Floor heating is by far the most economical way of heating, provided it is used in the same way as any other source of heat, that is to say, to maintain the temperature of the room in cold weather. In tests, floor heating installations have shown energy savings of up to 30 per cent.

How Does It Work?
Where radiators are used to heat a room, the air immediately around a radiator is heated and the warm air rises towards the ceiling. The warm air is continuously replaced by new warm air which forces down the air heated earlier, so that this air gradually returns to the radiator. This way of heating will result in the heat getting concentrated at ceiling level, where people do not spend a lot of time. As a consequence, the temperature distribution will, for example, be as follows: at floor level, 17°C, at body level, 22°C, and, at ceiling level, 30-35°C.

With floor heating, the floor temperature will be 25-27°C, room temperature 20-22°C, and ceiling-level temperature 25°C, that is to say, an ideal curve. The reason is that the large heating area can be at a low temperature, which does not cause any forced air movement.

Easy Installation
Heating cable rated at 100W/m² and a thermostat sensor are installed in the floor.

The heating cable is mounted on the top-bar or crack-control reinforcement 30-50mm below the floor surface and is fastened at intervals of one metre using cable tie or plastic-coated binder. The centre distance should be 180-250mm, depending on the desired output. The thermostat sensor is placed in protective tubing between two cable runs.

Suitable surface materials:
Clinker, parquet or laminate, carpets.

For heated floors, the best floorings are ceramic materials, clinker, stone and materials which conduct heat well.
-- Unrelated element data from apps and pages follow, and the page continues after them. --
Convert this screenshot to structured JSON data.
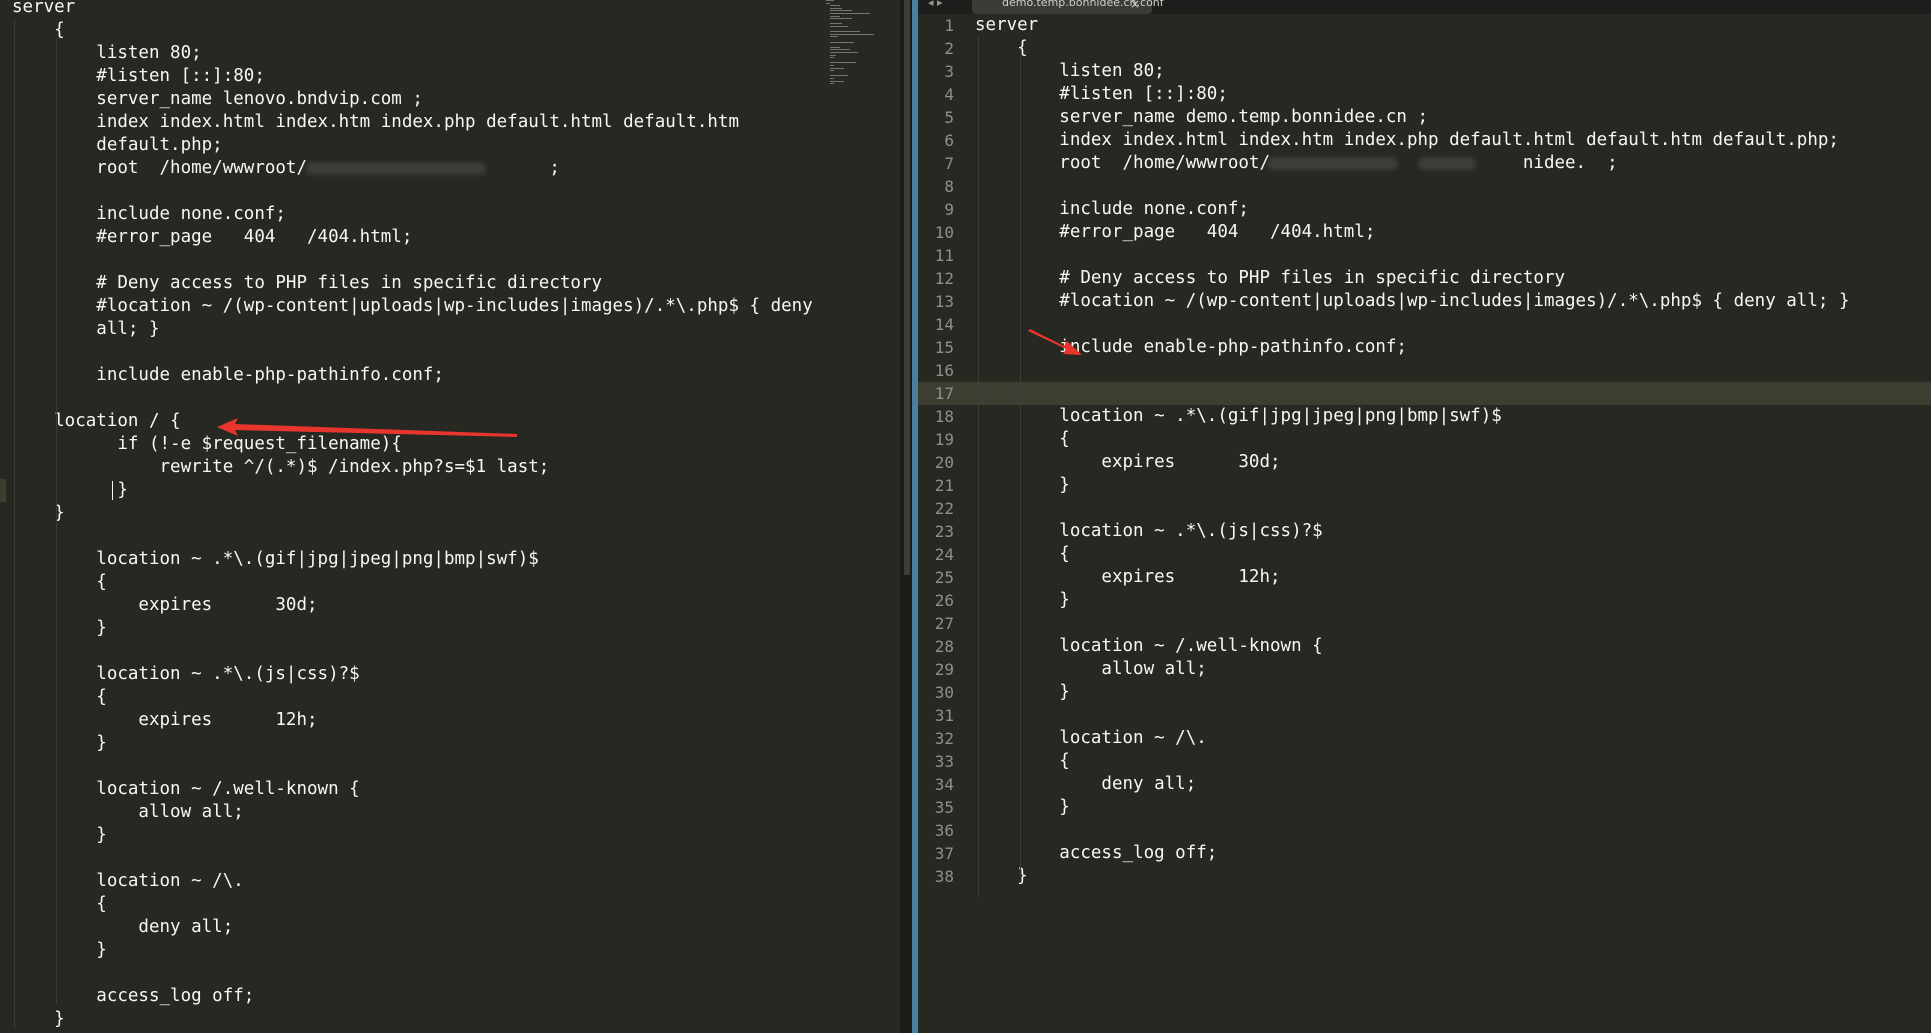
{
  "tab": {
    "title": "demo.temp.bonnidee.cn.conf",
    "close_glyph": "×",
    "nav_arrows": "◂ ▸"
  },
  "left_editor": {
    "lines": [
      "server",
      "    {",
      "        listen 80;",
      "        #listen [::]:80;",
      "        server_name lenovo.bndvip.com ;",
      "        index index.html index.htm index.php default.html default.htm",
      "        default.php;",
      "        root  /home/wwwroot/                       ;",
      "",
      "        include none.conf;",
      "        #error_page   404   /404.html;",
      "",
      "        # Deny access to PHP files in specific directory",
      "        #location ~ /(wp-content|uploads|wp-includes|images)/.*\\.php$ { deny",
      "        all; }",
      "",
      "        include enable-php-pathinfo.conf;",
      "",
      "    location / {",
      "          if (!-e $request_filename){",
      "              rewrite ^/(.*)$ /index.php?s=$1 last;",
      "          }",
      "    }",
      "",
      "        location ~ .*\\.(gif|jpg|jpeg|png|bmp|swf)$",
      "        {",
      "            expires      30d;",
      "        }",
      "",
      "        location ~ .*\\.(js|css)?$",
      "        {",
      "            expires      12h;",
      "        }",
      "",
      "        location ~ /.well-known {",
      "            allow all;",
      "        }",
      "",
      "        location ~ /\\.",
      "        {",
      "            deny all;",
      "        }",
      "",
      "        access_log off;",
      "    }"
    ]
  },
  "right_editor": {
    "current_line": 17,
    "lines": [
      "server",
      "    {",
      "        listen 80;",
      "        #listen [::]:80;",
      "        server_name demo.temp.bonnidee.cn ;",
      "        index index.html index.htm index.php default.html default.htm default.php;",
      "        root  /home/wwwroot/                        nidee.  ;",
      "",
      "        include none.conf;",
      "        #error_page   404   /404.html;",
      "",
      "        # Deny access to PHP files in specific directory",
      "        #location ~ /(wp-content|uploads|wp-includes|images)/.*\\.php$ { deny all; }",
      "",
      "        include enable-php-pathinfo.conf;",
      "",
      "",
      "        location ~ .*\\.(gif|jpg|jpeg|png|bmp|swf)$",
      "        {",
      "            expires      30d;",
      "        }",
      "",
      "        location ~ .*\\.(js|css)?$",
      "        {",
      "            expires      12h;",
      "        }",
      "",
      "        location ~ /.well-known {",
      "            allow all;",
      "        }",
      "",
      "        location ~ /\\.",
      "        {",
      "            deny all;",
      "        }",
      "",
      "        access_log off;",
      "    }"
    ]
  },
  "colors": {
    "editor_bg": "#272822",
    "text": "#f8f8f2",
    "line_number": "#90908a",
    "current_line": "#3e3d32",
    "annotation_arrow": "#e8362f"
  }
}
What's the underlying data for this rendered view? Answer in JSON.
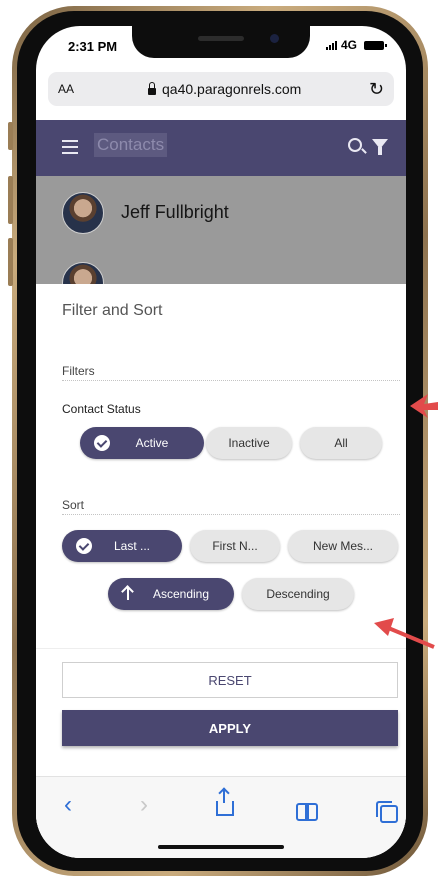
{
  "status_bar": {
    "time": "2:31 PM",
    "network": "4G"
  },
  "browser": {
    "text_size_label": "AA",
    "url": "qa40.paragonrels.com"
  },
  "header": {
    "title": "Contacts"
  },
  "contacts": [
    {
      "name": "Jeff Fullbright"
    }
  ],
  "sheet": {
    "title": "Filter and Sort",
    "filters_label": "Filters",
    "contact_status_label": "Contact Status",
    "status_options": [
      {
        "label": "Active",
        "selected": true
      },
      {
        "label": "Inactive",
        "selected": false
      },
      {
        "label": "All",
        "selected": false
      }
    ],
    "sort_label": "Sort",
    "sort_options": [
      {
        "label": "Last ...",
        "selected": true
      },
      {
        "label": "First N...",
        "selected": false
      },
      {
        "label": "New Mes...",
        "selected": false
      }
    ],
    "order_options": [
      {
        "label": "Ascending",
        "selected": true
      },
      {
        "label": "Descending",
        "selected": false
      }
    ],
    "reset_label": "RESET",
    "apply_label": "APPLY"
  },
  "colors": {
    "accent": "#4a4770",
    "chip_unselected": "#e6e6e6",
    "annotation_arrow": "#e24b4b",
    "toolbar_icon": "#2f6fd6"
  },
  "toolbar_icons": [
    "back-icon",
    "forward-icon",
    "share-icon",
    "bookmarks-icon",
    "tabs-icon"
  ]
}
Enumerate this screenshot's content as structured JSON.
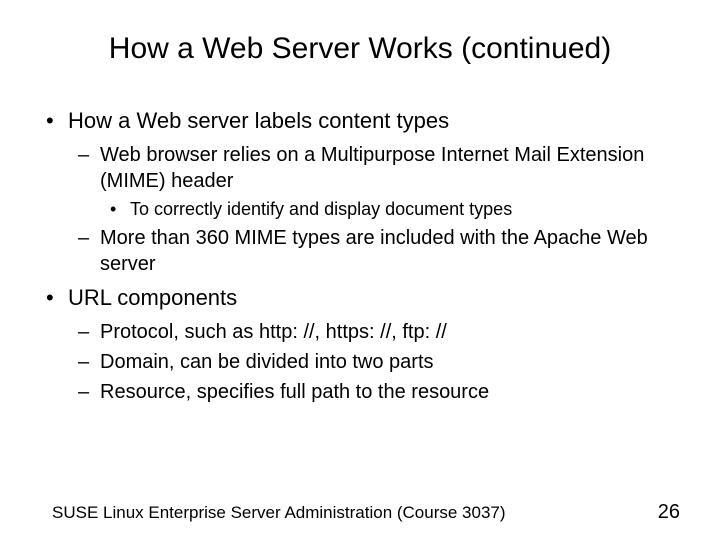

Laminated Floors
Parquet and laminated floors up to 10mm thick allow a heat transfer which is sufficient for a standard home in which the room temperature is maintained at a constant level. However, in the course of time, such wood-based floors risk being damaged by greatly varying temperatures as the amount of moisture in the floor is proportional to the temperature and causes the floor to swell and shrink. An additional disadvantage is that a wood-based floor has some insulating effect, which reduces the heat output from the floor.

Vinyl Floor Coverings
Check with your supplier if these are suitable for heated floors.

Wood-Based Floors
Wood-based floors of the Baseko type and more than 12mm thick are completely unsuited to floor heating. For such floors, comfort heat installations rated at 45-55 W/m² are recommended.

Mountain and Leisure Cottages
Cottages where the temperature is reduced for longer periods should be fitted with some form of additional heating, in order for them to reach normal temperature quickly when someone arrives there.

The service life of the heating cable may be put at 30-50 years, depending on the heat transfer properties of the finish floor.